- The task -
All lines in the material below that contain "title" should be located and copied.

- Data for this task -
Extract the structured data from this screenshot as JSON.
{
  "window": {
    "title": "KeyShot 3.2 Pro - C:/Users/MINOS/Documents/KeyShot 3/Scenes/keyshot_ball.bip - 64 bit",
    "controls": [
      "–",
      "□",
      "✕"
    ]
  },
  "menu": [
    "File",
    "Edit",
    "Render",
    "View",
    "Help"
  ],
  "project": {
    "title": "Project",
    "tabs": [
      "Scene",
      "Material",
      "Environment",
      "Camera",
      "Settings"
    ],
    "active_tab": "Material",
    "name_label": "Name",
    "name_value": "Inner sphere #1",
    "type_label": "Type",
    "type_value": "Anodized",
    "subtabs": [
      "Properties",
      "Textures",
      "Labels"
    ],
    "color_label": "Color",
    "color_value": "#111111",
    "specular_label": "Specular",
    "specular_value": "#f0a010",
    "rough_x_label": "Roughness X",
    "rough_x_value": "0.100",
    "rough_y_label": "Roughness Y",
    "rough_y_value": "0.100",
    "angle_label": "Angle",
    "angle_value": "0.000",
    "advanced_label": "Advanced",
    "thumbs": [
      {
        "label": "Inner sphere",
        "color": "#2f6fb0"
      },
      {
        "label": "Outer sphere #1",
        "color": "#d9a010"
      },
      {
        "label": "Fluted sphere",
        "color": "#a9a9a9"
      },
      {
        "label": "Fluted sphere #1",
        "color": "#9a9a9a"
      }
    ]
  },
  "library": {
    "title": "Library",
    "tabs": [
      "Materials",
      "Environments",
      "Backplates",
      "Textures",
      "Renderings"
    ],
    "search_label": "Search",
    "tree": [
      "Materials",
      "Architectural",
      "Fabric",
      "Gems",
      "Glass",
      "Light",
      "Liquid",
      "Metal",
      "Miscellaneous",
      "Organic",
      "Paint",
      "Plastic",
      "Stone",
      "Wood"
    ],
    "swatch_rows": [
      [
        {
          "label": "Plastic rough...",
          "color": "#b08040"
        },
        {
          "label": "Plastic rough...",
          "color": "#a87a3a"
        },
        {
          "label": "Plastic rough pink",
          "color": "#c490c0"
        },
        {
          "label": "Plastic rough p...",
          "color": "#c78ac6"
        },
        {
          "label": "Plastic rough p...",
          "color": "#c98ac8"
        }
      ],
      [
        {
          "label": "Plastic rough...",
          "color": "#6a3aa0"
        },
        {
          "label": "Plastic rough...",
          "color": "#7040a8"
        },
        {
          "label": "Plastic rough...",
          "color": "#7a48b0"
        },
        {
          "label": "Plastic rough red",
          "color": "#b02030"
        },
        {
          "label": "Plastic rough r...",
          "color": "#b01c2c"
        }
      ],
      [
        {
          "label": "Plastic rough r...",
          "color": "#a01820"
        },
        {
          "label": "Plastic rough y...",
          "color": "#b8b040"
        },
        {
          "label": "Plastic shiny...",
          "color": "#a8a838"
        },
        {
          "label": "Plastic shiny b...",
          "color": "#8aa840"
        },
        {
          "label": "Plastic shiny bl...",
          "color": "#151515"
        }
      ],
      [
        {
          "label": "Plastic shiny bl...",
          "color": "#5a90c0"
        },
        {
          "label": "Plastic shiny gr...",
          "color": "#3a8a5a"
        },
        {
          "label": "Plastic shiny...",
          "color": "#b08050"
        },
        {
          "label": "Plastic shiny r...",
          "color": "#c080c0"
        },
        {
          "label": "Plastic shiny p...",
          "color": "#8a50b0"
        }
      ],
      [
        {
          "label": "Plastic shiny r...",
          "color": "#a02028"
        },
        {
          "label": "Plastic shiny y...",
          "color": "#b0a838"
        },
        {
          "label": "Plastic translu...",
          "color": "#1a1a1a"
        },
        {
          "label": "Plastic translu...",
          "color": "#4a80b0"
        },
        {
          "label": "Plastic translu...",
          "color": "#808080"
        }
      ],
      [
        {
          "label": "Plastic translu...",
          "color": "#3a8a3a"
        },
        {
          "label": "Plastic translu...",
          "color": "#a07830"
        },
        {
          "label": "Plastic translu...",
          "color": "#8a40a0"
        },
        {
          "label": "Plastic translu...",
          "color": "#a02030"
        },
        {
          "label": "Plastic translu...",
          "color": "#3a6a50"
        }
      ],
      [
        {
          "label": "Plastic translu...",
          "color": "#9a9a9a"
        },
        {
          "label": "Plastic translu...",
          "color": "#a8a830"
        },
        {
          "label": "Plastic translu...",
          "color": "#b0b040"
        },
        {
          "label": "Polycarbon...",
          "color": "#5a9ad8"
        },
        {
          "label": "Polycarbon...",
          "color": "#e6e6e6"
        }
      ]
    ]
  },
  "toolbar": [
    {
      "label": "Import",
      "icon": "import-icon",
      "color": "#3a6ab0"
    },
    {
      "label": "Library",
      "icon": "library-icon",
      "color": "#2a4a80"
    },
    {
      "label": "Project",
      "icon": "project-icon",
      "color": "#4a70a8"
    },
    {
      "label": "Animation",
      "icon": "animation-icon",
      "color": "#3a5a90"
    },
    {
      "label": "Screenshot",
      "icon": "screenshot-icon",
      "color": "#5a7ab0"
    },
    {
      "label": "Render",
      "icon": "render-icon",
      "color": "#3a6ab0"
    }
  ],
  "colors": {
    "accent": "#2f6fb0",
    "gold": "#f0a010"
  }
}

- Solution for this task -
    "title": "KeyShot 3.2 Pro - C:/Users/MINOS/Documents/KeyShot 3/Scenes/keyshot_ball.bip - 64 bit",
    "title": "Project",
    "title": "Library",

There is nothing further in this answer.